━━━ Dataset entries
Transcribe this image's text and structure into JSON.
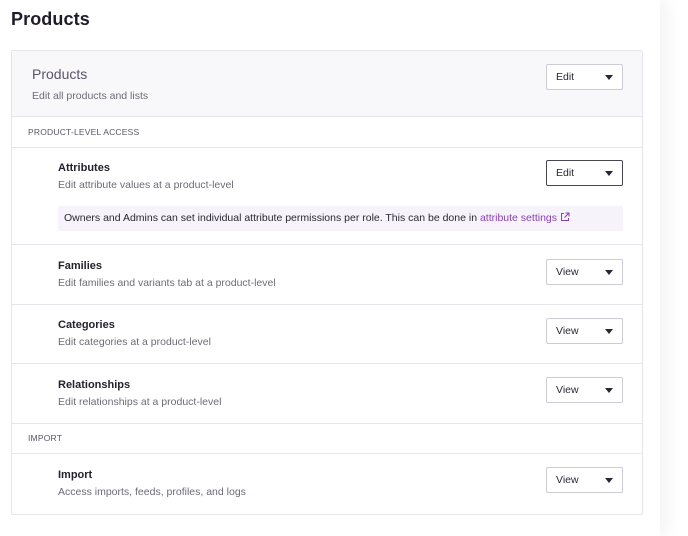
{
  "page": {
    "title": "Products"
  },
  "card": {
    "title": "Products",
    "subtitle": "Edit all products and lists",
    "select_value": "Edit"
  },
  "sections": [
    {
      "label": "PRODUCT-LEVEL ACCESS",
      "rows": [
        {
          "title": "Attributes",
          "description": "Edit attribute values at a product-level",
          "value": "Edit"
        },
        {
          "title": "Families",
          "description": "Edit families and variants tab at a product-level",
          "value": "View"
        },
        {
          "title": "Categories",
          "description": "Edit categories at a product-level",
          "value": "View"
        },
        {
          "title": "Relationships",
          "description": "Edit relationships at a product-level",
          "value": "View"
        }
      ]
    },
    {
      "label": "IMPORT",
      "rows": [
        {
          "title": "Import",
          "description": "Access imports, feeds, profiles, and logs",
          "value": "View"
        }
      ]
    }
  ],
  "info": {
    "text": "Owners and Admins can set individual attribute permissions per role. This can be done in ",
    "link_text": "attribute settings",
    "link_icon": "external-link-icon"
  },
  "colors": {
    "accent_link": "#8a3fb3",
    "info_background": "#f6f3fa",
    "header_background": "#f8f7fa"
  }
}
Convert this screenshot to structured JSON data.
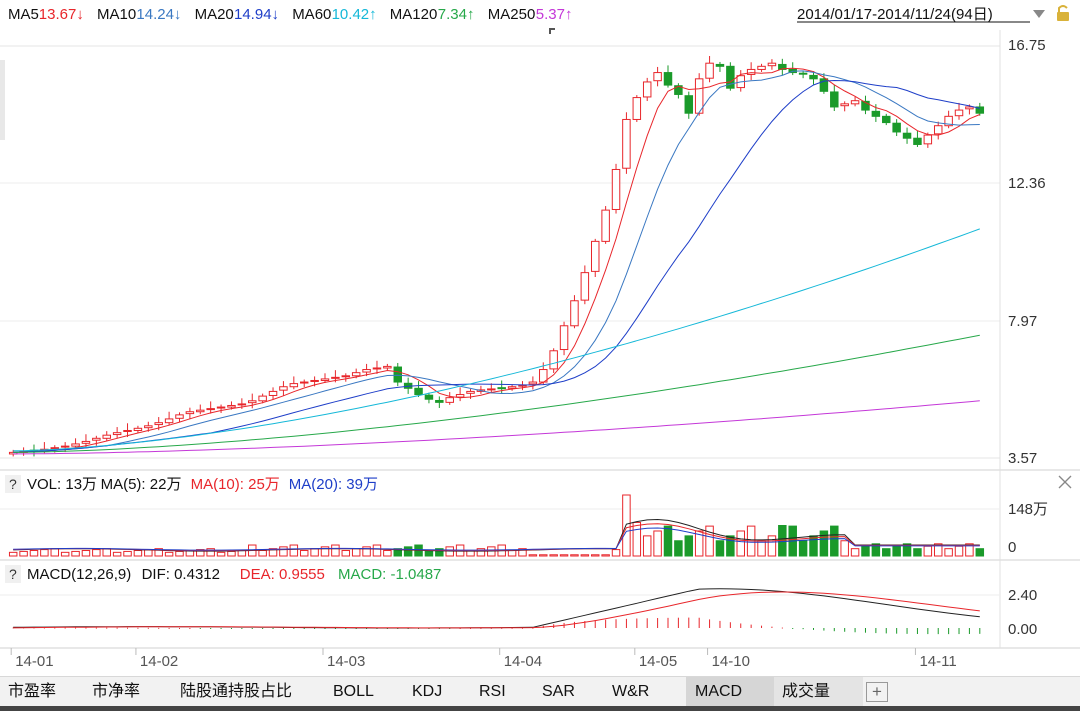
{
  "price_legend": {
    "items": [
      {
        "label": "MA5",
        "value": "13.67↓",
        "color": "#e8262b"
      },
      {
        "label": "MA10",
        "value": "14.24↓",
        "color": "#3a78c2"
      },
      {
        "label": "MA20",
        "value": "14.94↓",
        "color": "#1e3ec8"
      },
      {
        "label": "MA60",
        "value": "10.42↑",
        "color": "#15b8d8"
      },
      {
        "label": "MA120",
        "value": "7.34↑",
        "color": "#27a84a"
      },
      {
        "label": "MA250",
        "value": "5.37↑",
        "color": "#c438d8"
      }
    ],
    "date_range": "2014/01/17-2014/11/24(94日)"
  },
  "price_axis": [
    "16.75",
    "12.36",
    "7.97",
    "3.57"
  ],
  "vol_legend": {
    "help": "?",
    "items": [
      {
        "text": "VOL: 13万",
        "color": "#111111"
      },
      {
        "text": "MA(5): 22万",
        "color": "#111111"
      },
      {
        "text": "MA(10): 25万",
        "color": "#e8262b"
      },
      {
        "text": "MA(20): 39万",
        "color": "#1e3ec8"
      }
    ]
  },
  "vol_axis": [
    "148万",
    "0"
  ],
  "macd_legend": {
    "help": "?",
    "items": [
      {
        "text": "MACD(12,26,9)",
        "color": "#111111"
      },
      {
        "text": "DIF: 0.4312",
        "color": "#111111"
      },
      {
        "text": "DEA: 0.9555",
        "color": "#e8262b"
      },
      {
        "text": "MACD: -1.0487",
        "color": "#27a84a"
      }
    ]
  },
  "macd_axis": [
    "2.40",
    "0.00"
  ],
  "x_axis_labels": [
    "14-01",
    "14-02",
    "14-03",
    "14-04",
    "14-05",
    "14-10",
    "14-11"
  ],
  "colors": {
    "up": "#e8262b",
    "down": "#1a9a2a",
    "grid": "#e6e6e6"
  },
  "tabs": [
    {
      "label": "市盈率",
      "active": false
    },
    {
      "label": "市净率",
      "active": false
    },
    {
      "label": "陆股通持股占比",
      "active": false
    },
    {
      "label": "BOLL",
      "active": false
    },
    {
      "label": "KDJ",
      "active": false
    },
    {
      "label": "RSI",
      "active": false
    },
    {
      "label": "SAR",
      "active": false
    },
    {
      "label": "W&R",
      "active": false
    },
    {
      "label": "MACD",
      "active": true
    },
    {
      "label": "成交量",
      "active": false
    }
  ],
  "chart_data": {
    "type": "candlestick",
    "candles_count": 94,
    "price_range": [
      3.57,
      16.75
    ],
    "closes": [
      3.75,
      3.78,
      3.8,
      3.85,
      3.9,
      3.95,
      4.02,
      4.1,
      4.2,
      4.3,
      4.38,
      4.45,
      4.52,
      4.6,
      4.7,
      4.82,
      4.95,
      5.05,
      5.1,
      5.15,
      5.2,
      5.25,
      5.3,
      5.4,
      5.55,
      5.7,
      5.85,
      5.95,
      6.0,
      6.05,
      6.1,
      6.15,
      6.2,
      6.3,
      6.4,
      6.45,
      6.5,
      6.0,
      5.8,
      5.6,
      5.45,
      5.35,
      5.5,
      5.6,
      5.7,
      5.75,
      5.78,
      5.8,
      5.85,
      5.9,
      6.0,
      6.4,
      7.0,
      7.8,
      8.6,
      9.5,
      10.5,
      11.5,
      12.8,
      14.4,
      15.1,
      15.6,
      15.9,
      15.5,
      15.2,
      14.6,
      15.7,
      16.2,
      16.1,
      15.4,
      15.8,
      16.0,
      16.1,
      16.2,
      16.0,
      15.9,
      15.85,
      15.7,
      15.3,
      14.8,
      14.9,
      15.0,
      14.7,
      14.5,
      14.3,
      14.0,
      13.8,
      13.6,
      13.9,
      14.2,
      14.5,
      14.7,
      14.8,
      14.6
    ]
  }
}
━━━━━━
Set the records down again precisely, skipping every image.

Answer below
Transcribe this image's text and structure into JSON.
{
  "page": {
    "title": "Products"
  },
  "card": {
    "title": "Products",
    "subtitle": "Edit all products and lists",
    "select_value": "Edit"
  },
  "sections": [
    {
      "label": "PRODUCT-LEVEL ACCESS",
      "rows": [
        {
          "title": "Attributes",
          "description": "Edit attribute values at a product-level",
          "value": "Edit"
        },
        {
          "title": "Families",
          "description": "Edit families and variants tab at a product-level",
          "value": "View"
        },
        {
          "title": "Categories",
          "description": "Edit categories at a product-level",
          "value": "View"
        },
        {
          "title": "Relationships",
          "description": "Edit relationships at a product-level",
          "value": "View"
        }
      ]
    },
    {
      "label": "IMPORT",
      "rows": [
        {
          "title": "Import",
          "description": "Access imports, feeds, profiles, and logs",
          "value": "View"
        }
      ]
    }
  ],
  "info": {
    "text": "Owners and Admins can set individual attribute permissions per role. This can be done in ",
    "link_text": "attribute settings",
    "link_icon": "external-link-icon"
  },
  "colors": {
    "accent_link": "#8a3fb3",
    "info_background": "#f6f3fa",
    "header_background": "#f8f7fa"
  }
}
Convert this screenshot to structured JSON data.
{
  "price_legend": {
    "items": [
      {
        "label": "MA5",
        "value": "13.67↓",
        "color": "#e8262b"
      },
      {
        "label": "MA10",
        "value": "14.24↓",
        "color": "#3a78c2"
      },
      {
        "label": "MA20",
        "value": "14.94↓",
        "color": "#1e3ec8"
      },
      {
        "label": "MA60",
        "value": "10.42↑",
        "color": "#15b8d8"
      },
      {
        "label": "MA120",
        "value": "7.34↑",
        "color": "#27a84a"
      },
      {
        "label": "MA250",
        "value": "5.37↑",
        "color": "#c438d8"
      }
    ],
    "date_range": "2014/01/17-2014/11/24(94日)"
  },
  "price_axis": [
    "16.75",
    "12.36",
    "7.97",
    "3.57"
  ],
  "vol_legend": {
    "help": "?",
    "items": [
      {
        "text": "VOL: 13万",
        "color": "#111111"
      },
      {
        "text": "MA(5): 22万",
        "color": "#111111"
      },
      {
        "text": "MA(10): 25万",
        "color": "#e8262b"
      },
      {
        "text": "MA(20): 39万",
        "color": "#1e3ec8"
      }
    ]
  },
  "vol_axis": [
    "148万",
    "0"
  ],
  "macd_legend": {
    "help": "?",
    "items": [
      {
        "text": "MACD(12,26,9)",
        "color": "#111111"
      },
      {
        "text": "DIF: 0.4312",
        "color": "#111111"
      },
      {
        "text": "DEA: 0.9555",
        "color": "#e8262b"
      },
      {
        "text": "MACD: -1.0487",
        "color": "#27a84a"
      }
    ]
  },
  "macd_axis": [
    "2.40",
    "0.00"
  ],
  "x_axis_labels": [
    "14-01",
    "14-02",
    "14-03",
    "14-04",
    "14-05",
    "14-10",
    "14-11"
  ],
  "colors": {
    "up": "#e8262b",
    "down": "#1a9a2a",
    "grid": "#e6e6e6"
  },
  "tabs": [
    {
      "label": "市盈率",
      "active": false
    },
    {
      "label": "市净率",
      "active": false
    },
    {
      "label": "陆股通持股占比",
      "active": false
    },
    {
      "label": "BOLL",
      "active": false
    },
    {
      "label": "KDJ",
      "active": false
    },
    {
      "label": "RSI",
      "active": false
    },
    {
      "label": "SAR",
      "active": false
    },
    {
      "label": "W&R",
      "active": false
    },
    {
      "label": "MACD",
      "active": true
    },
    {
      "label": "成交量",
      "active": false
    }
  ],
  "chart_data": {
    "type": "candlestick",
    "candles_count": 94,
    "price_range": [
      3.57,
      16.75
    ],
    "closes": [
      3.75,
      3.78,
      3.8,
      3.85,
      3.9,
      3.95,
      4.02,
      4.1,
      4.2,
      4.3,
      4.38,
      4.45,
      4.52,
      4.6,
      4.7,
      4.82,
      4.95,
      5.05,
      5.1,
      5.15,
      5.2,
      5.25,
      5.3,
      5.4,
      5.55,
      5.7,
      5.85,
      5.95,
      6.0,
      6.05,
      6.1,
      6.15,
      6.2,
      6.3,
      6.4,
      6.45,
      6.5,
      6.0,
      5.8,
      5.6,
      5.45,
      5.35,
      5.5,
      5.6,
      5.7,
      5.75,
      5.78,
      5.8,
      5.85,
      5.9,
      6.0,
      6.4,
      7.0,
      7.8,
      8.6,
      9.5,
      10.5,
      11.5,
      12.8,
      14.4,
      15.1,
      15.6,
      15.9,
      15.5,
      15.2,
      14.6,
      15.7,
      16.2,
      16.1,
      15.4,
      15.8,
      16.0,
      16.1,
      16.2,
      16.0,
      15.9,
      15.85,
      15.7,
      15.3,
      14.8,
      14.9,
      15.0,
      14.7,
      14.5,
      14.3,
      14.0,
      13.8,
      13.6,
      13.9,
      14.2,
      14.5,
      14.7,
      14.8,
      14.6
    ]
  }
}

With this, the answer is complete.